▸ WORK TO BE COMPLETED
Search the records for the word "content". Copy every line where it appears.

(Beginning of DATA EXTRACT)

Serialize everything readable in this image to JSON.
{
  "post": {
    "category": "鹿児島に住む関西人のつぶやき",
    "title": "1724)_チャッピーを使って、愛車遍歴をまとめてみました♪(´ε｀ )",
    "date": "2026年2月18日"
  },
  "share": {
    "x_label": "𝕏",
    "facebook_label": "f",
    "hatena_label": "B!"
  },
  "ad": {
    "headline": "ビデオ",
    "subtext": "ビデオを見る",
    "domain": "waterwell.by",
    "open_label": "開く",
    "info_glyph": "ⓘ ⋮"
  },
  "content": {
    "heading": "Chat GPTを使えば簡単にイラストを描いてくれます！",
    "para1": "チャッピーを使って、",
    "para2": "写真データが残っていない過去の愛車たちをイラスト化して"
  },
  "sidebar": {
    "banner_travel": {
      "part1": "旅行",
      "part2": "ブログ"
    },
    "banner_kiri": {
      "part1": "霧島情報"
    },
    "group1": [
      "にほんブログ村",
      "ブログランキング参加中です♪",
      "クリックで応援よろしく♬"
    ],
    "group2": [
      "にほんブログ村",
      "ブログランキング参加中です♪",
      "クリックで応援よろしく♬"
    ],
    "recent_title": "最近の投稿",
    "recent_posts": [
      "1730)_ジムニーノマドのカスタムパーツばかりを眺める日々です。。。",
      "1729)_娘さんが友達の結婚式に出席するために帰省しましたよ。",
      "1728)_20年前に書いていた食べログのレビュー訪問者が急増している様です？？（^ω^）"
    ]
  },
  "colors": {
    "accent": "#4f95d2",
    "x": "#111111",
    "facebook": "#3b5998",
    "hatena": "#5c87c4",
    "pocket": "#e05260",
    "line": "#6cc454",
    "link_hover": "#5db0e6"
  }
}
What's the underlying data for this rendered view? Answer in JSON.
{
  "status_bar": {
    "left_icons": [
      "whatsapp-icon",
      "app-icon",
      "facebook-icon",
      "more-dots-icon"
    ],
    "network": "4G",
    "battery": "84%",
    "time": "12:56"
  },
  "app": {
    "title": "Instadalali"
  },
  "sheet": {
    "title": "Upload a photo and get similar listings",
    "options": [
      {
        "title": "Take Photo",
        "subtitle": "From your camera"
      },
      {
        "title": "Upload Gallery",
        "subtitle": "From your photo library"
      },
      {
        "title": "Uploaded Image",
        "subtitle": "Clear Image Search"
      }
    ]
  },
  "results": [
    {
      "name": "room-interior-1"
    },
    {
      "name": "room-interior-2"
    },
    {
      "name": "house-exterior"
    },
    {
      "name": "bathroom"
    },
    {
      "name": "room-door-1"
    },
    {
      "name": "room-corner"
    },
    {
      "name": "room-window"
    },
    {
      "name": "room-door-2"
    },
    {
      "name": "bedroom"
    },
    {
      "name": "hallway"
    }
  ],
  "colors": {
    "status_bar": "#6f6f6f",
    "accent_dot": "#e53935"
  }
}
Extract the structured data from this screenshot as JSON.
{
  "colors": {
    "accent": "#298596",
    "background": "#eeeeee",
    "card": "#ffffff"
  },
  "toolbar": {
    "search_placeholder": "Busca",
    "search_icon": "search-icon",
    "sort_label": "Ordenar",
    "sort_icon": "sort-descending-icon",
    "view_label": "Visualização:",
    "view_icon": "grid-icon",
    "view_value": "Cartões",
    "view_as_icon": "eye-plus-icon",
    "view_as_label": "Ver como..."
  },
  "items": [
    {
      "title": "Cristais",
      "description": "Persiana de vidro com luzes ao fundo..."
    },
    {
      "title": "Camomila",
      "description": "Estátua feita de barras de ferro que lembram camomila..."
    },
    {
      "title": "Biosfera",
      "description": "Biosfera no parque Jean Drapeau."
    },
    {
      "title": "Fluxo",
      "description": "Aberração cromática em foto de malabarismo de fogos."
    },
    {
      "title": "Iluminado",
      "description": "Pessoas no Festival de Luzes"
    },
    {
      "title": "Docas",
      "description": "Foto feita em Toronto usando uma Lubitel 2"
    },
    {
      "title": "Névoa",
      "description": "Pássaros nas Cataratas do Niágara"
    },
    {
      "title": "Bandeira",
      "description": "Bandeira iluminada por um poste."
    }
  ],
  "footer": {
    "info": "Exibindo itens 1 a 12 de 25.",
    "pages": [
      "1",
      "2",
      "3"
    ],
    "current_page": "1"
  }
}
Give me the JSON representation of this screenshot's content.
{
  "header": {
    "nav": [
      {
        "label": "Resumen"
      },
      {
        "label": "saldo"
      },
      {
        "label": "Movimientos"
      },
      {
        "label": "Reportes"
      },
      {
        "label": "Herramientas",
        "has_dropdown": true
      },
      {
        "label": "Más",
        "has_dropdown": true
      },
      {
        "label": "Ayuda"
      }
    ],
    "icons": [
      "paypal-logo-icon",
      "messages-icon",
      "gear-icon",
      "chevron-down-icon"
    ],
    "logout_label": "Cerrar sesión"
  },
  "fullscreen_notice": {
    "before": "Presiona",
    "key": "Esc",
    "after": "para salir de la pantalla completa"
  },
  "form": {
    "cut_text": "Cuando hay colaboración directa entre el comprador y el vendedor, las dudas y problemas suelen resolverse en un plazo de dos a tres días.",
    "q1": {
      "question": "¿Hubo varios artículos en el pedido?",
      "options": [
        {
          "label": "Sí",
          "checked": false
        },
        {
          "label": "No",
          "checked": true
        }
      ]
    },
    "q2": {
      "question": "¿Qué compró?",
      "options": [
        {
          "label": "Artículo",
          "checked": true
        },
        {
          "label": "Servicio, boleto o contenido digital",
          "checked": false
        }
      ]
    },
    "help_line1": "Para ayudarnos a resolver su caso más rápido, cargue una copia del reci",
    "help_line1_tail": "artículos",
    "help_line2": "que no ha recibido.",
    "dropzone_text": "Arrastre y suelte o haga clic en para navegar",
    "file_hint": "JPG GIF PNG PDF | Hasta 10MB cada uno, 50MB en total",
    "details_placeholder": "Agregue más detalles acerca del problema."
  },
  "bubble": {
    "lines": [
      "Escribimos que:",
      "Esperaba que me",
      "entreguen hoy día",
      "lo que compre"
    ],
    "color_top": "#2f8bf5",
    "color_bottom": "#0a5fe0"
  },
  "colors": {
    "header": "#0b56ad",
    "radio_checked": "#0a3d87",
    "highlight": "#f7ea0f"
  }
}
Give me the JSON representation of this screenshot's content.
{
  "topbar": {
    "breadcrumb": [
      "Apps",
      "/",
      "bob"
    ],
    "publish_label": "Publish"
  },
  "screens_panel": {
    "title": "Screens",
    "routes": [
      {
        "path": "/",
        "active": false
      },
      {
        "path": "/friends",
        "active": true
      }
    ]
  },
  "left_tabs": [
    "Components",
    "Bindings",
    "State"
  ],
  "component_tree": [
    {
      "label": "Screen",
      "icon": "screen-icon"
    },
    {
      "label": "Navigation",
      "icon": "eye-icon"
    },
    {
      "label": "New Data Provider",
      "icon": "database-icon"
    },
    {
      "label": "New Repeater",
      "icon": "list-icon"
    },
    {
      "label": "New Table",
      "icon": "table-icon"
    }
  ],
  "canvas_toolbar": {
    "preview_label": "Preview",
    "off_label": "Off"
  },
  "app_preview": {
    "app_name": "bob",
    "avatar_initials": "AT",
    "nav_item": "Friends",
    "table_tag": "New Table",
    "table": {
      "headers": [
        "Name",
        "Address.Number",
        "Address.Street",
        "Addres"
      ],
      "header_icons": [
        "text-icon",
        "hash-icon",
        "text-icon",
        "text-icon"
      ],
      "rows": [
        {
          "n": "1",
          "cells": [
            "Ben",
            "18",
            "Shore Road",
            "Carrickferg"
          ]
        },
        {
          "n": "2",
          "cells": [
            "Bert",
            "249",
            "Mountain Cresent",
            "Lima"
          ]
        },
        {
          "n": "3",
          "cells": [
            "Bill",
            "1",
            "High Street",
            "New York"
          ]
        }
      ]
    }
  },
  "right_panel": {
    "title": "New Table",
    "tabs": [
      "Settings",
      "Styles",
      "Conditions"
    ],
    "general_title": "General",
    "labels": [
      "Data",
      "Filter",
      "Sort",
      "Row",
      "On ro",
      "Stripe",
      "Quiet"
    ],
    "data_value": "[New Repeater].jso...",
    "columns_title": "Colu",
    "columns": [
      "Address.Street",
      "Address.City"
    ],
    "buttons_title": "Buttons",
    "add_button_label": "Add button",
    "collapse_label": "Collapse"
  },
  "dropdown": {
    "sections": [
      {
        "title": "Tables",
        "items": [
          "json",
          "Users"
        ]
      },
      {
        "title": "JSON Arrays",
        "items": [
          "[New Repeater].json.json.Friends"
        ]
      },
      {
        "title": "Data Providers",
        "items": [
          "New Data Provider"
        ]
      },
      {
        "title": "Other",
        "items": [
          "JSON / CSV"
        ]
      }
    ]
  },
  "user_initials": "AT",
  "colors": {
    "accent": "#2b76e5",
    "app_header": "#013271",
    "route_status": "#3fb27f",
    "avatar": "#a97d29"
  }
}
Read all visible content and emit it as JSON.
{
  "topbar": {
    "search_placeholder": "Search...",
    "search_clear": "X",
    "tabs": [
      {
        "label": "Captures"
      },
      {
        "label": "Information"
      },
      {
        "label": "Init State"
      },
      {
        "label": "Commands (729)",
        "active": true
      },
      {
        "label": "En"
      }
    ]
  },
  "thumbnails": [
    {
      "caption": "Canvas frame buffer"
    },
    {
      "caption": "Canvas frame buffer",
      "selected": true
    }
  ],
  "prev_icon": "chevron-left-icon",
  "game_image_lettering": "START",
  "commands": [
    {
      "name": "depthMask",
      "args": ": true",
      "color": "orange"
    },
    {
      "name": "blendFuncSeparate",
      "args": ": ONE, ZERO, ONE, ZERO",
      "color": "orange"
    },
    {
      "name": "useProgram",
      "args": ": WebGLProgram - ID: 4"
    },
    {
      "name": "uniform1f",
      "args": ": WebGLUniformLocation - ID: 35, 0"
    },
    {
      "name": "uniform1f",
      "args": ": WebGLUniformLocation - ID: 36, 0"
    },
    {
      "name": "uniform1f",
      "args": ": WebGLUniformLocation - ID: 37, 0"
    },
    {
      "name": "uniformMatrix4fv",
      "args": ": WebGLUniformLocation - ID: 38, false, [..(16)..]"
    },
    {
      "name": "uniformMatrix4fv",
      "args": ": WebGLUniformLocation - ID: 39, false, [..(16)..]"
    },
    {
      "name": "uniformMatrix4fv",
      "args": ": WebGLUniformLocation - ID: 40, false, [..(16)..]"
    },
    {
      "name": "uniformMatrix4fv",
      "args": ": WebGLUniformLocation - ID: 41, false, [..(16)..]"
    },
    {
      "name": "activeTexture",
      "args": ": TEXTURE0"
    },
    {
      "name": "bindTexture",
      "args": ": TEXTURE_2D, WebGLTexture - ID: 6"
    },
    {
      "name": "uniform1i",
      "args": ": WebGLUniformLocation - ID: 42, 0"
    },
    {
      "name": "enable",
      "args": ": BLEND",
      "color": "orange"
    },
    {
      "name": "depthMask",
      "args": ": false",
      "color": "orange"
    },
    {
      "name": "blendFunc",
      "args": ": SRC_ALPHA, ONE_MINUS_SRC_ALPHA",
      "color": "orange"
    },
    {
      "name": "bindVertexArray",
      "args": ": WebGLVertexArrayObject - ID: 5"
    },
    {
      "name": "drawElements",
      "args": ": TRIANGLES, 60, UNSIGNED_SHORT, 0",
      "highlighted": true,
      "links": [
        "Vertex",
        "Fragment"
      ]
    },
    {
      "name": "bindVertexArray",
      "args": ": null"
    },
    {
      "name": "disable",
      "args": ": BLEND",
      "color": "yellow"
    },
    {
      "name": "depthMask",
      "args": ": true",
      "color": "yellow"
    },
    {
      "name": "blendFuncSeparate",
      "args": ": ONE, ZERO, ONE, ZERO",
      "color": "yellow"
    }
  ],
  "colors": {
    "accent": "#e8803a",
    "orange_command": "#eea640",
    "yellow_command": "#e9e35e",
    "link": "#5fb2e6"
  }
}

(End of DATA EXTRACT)

▸ ANSWER AREA
  "content": {
Give me the JSON representation of this screenshot's content.
Give me the JSON representation of this screenshot's content.
Read all visible content and emit it as JSON.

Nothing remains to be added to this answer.